What you need to do: Here is a block of records. Copy every line in it that includes "title".

»»

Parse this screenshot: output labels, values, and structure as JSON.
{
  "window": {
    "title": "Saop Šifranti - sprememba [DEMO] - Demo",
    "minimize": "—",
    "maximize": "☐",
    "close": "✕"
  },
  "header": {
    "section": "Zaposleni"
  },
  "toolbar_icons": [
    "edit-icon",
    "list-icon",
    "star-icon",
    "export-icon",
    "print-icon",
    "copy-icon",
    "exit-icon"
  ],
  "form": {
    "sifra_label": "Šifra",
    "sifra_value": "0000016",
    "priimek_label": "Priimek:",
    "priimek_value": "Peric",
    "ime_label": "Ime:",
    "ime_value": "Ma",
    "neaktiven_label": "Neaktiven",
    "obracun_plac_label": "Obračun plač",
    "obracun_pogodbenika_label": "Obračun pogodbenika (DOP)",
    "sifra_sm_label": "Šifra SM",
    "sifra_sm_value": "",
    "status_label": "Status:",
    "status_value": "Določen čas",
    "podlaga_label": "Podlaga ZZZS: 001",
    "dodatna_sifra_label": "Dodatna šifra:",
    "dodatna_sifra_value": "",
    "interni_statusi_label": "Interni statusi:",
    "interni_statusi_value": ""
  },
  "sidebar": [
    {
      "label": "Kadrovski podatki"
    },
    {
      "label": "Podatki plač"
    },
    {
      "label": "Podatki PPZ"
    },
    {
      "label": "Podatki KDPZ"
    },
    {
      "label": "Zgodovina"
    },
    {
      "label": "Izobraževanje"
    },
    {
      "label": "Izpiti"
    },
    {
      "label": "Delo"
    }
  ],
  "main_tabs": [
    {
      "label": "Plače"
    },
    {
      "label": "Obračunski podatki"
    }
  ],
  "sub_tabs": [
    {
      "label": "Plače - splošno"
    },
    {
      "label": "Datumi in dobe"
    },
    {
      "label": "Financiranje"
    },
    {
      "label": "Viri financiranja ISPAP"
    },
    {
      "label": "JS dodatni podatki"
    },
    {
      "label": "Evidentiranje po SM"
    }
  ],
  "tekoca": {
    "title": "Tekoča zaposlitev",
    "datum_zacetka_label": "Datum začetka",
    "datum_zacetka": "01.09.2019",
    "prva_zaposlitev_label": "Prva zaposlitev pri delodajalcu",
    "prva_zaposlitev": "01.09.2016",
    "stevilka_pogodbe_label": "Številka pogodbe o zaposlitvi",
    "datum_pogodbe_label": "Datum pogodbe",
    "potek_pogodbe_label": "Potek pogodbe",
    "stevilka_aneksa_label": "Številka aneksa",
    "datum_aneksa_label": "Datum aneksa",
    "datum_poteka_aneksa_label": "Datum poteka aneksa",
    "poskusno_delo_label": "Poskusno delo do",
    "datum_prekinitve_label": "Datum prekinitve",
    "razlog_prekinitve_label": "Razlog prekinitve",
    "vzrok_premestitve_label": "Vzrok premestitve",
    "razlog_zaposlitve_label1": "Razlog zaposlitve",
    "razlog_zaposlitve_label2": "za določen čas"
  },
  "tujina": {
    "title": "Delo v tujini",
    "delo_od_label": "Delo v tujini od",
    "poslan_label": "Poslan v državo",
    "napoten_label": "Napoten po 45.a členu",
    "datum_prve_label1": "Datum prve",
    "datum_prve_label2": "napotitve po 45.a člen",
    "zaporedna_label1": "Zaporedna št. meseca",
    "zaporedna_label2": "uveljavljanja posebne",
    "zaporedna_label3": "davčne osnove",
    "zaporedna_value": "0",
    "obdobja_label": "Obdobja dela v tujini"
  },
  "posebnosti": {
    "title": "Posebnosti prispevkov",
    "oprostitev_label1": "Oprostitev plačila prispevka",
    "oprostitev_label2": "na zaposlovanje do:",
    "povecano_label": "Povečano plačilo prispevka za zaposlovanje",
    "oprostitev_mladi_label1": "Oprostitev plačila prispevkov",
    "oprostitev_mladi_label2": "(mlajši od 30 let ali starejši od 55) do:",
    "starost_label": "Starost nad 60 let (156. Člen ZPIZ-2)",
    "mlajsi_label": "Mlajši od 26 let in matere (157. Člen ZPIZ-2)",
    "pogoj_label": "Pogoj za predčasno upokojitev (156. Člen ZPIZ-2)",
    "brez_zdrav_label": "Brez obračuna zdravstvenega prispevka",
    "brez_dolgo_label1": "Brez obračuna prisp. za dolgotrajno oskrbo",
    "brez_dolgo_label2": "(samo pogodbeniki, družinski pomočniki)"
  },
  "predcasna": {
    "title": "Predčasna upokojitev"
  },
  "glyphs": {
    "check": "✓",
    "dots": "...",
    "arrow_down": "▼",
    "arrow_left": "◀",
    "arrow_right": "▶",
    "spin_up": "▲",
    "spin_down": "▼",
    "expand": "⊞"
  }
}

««

Result:
    "title": "Saop Šifranti - sprememba [DEMO] - Demo",
    "title": "Tekoča zaposlitev",
    "title": "Delo v tujini",
    "title": "Posebnosti prispevkov",
    "title": "Predčasna upokojitev"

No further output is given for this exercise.